§ Mr. Gummer
To ask the Secretary of State for Health (1) what representations he has received on the legality of the morning after pill in regard to the protection of nascent human life before implantation; and if he will make a statement; 
(2) if he will introduce legislation to amend the Abortion Act 1967 as it applies to the issuing of the morning after pill by pharmacists. 
§ Yvette Cooper
So far this year, approximately 45 letters have been received, either direct from members of the public or via hon. Members expressing concern that emergency contraception is a method of abortion. A number of the responses to the public consultation exercise on whether levonorgestrel 0.75 mg should be reclassified from prescription only to pharmacy availability for women aged 16 and over, also expressed similar concerns.

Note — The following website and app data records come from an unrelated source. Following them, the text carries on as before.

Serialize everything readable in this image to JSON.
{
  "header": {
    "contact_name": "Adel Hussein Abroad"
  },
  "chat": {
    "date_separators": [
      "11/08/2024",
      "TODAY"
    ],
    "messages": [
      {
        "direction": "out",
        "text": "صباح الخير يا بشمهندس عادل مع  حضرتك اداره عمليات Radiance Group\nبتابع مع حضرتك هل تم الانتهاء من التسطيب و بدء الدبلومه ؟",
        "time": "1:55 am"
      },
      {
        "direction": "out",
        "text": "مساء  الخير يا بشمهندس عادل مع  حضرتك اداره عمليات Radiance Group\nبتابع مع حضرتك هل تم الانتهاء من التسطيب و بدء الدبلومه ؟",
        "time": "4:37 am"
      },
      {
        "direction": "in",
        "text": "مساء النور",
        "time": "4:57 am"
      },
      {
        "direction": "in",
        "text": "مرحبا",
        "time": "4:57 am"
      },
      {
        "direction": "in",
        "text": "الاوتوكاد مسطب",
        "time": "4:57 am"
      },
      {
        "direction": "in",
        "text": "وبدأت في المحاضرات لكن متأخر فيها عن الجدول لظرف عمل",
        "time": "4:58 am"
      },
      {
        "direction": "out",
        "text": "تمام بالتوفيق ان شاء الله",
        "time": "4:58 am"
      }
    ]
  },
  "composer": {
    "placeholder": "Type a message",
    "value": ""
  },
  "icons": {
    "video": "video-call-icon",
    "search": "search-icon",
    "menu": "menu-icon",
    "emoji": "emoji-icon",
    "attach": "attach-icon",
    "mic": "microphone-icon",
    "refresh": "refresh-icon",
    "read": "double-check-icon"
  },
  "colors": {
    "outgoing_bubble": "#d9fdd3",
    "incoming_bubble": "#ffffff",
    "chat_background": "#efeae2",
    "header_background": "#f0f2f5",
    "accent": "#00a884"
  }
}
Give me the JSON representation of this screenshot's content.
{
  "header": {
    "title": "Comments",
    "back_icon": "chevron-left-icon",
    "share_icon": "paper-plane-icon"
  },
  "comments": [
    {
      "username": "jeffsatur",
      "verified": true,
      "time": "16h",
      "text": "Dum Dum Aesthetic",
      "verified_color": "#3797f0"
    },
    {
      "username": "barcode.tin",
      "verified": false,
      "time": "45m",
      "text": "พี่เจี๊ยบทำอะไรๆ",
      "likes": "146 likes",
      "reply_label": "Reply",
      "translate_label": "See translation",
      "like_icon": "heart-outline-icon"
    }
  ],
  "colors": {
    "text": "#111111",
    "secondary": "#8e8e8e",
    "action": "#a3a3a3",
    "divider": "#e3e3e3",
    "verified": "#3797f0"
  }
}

The established legal and medical view is that emergency contraception is not an abortifacient, and therefore the Abortion Act 1967 does not apply to emergency contraception. In 1983 the then Attorney-General concludedthat this form of post-coital treatment (emergency contraception) does not constitute a criminal offence within either sections 58 or 59 of the Offences Against the Persons Act 1861.—[Official Report, 10 May 1983; Vol. 42, c. 237.]